Going line by line through the listing below, count each line that includes the word "JSON", and reply with the count only.
===== Input for this task
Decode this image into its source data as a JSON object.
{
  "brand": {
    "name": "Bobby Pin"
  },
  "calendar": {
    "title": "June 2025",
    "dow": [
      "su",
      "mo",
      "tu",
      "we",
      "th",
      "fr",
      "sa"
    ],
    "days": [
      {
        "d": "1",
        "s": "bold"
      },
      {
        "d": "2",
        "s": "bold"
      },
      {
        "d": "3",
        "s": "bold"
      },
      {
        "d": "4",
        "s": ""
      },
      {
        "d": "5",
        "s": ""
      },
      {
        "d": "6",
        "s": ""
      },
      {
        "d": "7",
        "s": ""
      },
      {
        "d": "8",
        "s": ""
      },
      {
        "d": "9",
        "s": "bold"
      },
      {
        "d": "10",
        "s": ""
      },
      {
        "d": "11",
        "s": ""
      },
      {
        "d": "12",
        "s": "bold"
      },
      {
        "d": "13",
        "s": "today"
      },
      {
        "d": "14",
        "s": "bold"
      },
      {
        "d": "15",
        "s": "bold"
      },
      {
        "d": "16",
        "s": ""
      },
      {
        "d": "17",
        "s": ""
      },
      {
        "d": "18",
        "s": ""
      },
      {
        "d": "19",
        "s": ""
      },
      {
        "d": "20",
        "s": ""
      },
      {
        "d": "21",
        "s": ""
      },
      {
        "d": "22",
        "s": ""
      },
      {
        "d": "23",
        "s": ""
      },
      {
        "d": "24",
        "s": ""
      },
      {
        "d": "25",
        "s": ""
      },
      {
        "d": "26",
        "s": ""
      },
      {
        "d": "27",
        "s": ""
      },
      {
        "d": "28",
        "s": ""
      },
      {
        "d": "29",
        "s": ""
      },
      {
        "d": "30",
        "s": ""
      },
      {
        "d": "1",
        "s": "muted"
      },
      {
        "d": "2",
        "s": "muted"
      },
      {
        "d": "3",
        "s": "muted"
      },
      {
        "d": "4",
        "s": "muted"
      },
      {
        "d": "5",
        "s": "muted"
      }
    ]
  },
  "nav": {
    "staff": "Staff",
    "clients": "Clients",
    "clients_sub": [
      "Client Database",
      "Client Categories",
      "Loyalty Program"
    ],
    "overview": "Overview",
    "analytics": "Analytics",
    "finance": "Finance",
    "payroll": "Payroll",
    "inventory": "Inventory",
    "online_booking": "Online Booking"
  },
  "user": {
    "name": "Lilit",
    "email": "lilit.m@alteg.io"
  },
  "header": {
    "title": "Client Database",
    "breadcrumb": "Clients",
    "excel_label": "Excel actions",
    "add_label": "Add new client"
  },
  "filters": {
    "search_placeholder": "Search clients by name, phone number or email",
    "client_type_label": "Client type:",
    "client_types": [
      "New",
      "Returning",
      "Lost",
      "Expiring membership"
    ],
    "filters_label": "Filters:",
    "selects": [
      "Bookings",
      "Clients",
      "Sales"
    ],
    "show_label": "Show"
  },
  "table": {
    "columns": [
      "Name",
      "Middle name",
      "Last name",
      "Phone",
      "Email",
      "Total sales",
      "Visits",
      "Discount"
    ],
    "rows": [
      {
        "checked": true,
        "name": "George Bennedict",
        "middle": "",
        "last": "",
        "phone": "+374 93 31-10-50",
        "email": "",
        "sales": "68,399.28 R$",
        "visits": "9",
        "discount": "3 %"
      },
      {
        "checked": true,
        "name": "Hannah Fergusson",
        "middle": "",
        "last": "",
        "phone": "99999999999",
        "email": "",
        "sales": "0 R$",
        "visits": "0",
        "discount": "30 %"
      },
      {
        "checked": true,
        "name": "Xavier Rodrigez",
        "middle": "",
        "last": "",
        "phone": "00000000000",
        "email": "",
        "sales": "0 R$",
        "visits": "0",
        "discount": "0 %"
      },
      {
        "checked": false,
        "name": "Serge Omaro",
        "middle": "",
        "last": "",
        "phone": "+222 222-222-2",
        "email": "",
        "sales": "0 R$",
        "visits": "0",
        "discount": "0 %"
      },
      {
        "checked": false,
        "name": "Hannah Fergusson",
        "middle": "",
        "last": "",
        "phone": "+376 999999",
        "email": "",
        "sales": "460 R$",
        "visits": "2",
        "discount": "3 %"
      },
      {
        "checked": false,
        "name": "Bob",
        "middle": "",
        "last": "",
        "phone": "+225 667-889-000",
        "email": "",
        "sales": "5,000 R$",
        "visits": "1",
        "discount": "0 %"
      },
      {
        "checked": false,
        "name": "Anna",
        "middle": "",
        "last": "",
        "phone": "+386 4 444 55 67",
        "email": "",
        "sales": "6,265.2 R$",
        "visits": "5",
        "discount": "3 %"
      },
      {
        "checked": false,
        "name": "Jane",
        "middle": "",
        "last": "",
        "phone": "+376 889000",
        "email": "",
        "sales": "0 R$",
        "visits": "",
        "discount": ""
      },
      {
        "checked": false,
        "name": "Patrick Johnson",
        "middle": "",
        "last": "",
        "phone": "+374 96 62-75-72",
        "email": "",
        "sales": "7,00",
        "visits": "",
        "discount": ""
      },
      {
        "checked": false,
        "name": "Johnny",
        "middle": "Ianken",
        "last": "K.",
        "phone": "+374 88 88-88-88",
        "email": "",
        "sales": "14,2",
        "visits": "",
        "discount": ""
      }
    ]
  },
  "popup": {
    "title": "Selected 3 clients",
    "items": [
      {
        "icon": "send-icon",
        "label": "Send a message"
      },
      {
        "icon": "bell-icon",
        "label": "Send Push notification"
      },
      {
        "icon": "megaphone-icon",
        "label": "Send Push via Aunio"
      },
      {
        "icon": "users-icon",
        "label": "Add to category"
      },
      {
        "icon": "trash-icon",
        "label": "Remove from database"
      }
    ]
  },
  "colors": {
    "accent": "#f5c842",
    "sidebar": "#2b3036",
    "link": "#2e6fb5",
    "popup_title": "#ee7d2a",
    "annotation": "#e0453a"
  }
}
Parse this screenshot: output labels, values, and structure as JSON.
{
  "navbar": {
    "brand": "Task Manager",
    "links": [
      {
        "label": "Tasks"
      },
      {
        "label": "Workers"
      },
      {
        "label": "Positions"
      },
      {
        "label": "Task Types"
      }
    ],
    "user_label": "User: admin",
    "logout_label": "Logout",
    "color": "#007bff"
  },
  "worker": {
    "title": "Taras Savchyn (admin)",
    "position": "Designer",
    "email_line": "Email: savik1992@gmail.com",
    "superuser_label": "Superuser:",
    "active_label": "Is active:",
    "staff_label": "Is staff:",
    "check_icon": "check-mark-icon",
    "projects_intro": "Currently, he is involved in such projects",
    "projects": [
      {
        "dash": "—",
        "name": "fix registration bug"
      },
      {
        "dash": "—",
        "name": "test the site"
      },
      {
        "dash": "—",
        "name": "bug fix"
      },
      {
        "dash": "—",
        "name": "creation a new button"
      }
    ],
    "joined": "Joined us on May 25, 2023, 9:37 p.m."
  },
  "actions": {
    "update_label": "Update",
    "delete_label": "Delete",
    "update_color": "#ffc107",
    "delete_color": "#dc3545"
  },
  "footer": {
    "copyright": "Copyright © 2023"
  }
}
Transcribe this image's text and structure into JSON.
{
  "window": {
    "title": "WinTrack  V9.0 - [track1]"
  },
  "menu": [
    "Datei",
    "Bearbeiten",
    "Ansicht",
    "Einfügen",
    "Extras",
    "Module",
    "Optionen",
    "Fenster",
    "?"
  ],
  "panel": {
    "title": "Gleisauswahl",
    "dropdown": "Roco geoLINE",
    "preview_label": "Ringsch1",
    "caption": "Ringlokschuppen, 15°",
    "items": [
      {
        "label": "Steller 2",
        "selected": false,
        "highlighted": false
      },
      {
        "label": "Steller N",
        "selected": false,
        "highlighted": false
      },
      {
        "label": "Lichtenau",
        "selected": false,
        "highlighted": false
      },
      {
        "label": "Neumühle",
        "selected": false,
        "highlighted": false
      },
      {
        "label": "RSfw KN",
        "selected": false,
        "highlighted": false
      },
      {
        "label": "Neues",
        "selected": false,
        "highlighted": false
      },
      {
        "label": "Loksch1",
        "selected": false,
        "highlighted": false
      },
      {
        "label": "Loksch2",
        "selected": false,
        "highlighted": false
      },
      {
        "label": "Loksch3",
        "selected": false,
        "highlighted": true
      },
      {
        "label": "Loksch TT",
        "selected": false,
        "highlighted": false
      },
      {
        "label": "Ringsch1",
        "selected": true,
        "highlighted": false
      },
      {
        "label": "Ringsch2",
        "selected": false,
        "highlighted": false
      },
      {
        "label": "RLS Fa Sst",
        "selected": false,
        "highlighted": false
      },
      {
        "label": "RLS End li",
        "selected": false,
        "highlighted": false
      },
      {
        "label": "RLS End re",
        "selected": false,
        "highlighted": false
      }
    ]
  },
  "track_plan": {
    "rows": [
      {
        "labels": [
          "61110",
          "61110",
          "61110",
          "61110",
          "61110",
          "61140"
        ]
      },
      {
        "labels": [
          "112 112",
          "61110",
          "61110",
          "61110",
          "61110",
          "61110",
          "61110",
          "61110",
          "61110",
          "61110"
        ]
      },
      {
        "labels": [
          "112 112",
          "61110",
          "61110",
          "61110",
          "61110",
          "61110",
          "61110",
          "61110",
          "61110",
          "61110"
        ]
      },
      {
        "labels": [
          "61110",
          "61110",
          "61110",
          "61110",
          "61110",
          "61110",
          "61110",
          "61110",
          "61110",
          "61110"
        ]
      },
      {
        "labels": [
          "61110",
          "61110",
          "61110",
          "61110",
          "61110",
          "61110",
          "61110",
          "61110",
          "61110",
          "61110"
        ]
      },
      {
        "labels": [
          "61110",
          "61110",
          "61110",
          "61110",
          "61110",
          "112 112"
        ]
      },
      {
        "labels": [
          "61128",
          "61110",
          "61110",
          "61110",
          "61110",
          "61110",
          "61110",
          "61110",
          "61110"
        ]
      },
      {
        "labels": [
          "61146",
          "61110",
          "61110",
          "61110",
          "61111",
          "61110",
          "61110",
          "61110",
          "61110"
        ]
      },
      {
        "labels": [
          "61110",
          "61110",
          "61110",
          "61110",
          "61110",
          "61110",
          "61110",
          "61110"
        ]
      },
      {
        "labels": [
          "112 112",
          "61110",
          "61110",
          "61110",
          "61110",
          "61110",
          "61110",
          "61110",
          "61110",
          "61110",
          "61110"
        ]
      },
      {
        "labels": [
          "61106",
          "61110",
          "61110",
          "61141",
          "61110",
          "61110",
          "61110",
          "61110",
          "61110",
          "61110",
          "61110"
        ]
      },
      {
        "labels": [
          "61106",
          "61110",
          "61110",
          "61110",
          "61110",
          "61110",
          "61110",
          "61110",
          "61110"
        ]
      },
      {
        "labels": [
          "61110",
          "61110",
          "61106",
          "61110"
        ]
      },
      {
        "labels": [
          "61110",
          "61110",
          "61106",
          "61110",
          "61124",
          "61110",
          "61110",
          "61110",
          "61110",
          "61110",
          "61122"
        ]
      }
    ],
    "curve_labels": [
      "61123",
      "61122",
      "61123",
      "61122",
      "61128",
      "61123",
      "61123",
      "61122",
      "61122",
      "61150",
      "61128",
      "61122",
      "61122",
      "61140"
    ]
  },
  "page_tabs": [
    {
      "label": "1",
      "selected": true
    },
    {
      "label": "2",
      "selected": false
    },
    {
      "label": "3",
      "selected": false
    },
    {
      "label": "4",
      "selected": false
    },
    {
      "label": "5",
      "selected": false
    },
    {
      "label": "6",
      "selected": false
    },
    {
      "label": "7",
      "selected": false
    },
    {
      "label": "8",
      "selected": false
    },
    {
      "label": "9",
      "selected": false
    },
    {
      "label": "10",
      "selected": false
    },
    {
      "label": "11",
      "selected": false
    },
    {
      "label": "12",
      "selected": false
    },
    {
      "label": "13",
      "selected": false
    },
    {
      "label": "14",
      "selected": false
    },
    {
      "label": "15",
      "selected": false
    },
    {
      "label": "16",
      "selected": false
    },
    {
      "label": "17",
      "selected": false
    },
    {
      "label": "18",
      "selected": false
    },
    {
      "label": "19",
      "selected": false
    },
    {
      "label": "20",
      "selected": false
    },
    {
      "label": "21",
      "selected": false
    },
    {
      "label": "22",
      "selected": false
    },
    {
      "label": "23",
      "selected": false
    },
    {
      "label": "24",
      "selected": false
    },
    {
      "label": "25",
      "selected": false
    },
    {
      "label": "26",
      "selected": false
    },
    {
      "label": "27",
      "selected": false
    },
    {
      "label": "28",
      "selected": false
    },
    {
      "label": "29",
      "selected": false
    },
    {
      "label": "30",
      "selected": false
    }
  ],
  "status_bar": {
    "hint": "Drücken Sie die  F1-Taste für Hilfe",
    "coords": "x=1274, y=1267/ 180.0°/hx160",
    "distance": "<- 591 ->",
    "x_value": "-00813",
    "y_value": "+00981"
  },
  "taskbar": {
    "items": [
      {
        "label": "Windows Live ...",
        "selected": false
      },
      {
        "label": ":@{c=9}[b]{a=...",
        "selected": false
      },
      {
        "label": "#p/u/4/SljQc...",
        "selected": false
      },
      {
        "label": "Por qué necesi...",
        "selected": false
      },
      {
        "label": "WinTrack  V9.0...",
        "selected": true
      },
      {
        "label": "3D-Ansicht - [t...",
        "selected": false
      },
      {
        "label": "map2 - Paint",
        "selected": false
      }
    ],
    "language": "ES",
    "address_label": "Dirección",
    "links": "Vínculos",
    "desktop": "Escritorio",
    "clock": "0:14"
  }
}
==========
### Answer to this exercise
3